Lines with "Default" in them are to be located in the listing below and copied.

Listed entries Start Marker

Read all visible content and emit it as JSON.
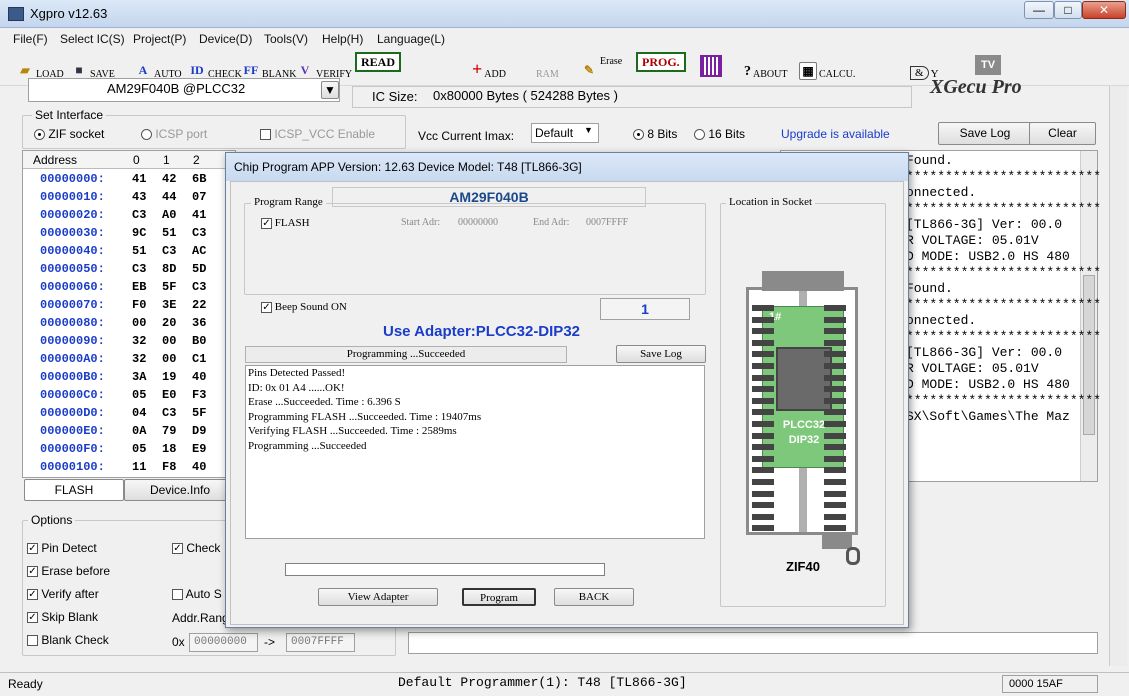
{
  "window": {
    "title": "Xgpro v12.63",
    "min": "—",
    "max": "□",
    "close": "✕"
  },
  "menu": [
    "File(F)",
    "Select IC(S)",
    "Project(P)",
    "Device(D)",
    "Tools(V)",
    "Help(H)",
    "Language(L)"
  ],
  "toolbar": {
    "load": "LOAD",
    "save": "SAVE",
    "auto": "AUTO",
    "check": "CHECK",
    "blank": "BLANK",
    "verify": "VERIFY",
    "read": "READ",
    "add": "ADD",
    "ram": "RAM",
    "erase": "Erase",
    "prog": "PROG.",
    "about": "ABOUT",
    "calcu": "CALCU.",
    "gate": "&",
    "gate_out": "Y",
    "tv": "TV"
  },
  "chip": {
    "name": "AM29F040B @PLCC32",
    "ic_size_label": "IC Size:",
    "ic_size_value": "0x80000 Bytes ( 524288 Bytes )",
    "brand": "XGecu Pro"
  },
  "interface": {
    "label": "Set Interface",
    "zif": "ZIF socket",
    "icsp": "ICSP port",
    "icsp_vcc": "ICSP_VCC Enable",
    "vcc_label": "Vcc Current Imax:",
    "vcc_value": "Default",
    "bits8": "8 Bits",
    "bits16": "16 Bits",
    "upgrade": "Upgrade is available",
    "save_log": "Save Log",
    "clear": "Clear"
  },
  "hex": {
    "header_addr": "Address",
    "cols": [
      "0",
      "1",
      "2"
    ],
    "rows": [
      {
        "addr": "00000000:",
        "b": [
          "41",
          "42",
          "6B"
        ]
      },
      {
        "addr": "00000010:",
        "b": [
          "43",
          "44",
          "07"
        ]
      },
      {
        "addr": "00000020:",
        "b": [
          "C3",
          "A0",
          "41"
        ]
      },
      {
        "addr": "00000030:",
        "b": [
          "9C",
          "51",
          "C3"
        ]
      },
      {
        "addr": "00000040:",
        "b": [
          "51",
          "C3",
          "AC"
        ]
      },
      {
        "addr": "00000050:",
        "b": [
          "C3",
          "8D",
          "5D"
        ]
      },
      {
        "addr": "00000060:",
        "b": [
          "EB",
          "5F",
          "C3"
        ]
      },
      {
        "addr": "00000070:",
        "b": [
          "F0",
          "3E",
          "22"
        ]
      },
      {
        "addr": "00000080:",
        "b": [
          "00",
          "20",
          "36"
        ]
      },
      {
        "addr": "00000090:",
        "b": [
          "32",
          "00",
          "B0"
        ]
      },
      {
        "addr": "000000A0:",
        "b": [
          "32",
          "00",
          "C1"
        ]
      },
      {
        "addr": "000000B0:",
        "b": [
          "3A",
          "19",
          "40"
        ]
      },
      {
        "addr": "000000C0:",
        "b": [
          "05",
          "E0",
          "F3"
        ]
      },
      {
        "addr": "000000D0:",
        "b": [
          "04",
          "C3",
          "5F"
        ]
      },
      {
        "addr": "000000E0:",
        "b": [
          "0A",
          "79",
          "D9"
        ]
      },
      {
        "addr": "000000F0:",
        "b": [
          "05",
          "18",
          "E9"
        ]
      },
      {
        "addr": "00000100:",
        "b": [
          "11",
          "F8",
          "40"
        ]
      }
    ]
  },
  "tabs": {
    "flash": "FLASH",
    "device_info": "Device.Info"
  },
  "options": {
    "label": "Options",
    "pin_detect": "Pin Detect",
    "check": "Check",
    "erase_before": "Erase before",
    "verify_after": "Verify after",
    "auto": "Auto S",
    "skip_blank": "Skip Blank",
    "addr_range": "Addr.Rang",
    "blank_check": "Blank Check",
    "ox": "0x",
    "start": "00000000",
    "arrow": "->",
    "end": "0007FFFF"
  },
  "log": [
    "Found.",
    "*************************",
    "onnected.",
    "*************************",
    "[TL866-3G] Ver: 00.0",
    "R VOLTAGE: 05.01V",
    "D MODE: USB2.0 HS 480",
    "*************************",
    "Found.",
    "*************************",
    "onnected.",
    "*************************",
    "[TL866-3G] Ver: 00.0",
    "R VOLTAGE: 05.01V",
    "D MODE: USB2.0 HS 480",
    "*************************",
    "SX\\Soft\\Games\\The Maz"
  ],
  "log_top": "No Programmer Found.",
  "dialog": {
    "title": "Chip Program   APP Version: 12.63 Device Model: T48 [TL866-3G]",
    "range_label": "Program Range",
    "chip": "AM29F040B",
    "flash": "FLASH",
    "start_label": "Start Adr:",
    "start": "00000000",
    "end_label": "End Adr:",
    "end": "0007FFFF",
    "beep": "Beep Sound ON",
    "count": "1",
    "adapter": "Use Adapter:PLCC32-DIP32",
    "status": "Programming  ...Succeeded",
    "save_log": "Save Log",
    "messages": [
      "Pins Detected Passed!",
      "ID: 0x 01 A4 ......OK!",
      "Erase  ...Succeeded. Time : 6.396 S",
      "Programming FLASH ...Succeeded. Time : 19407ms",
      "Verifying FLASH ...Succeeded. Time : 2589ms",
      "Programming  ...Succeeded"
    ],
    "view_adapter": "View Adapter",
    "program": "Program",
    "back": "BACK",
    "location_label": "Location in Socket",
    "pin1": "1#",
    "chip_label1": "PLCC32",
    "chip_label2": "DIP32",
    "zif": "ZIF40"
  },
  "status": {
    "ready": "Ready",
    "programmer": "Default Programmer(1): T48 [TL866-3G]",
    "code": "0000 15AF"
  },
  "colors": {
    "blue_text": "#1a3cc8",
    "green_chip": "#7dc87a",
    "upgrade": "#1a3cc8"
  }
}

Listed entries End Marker

- Written response -
    "vcc_value": "Default",
    "programmer": "Default Programmer(1): T48 [TL866-3G]",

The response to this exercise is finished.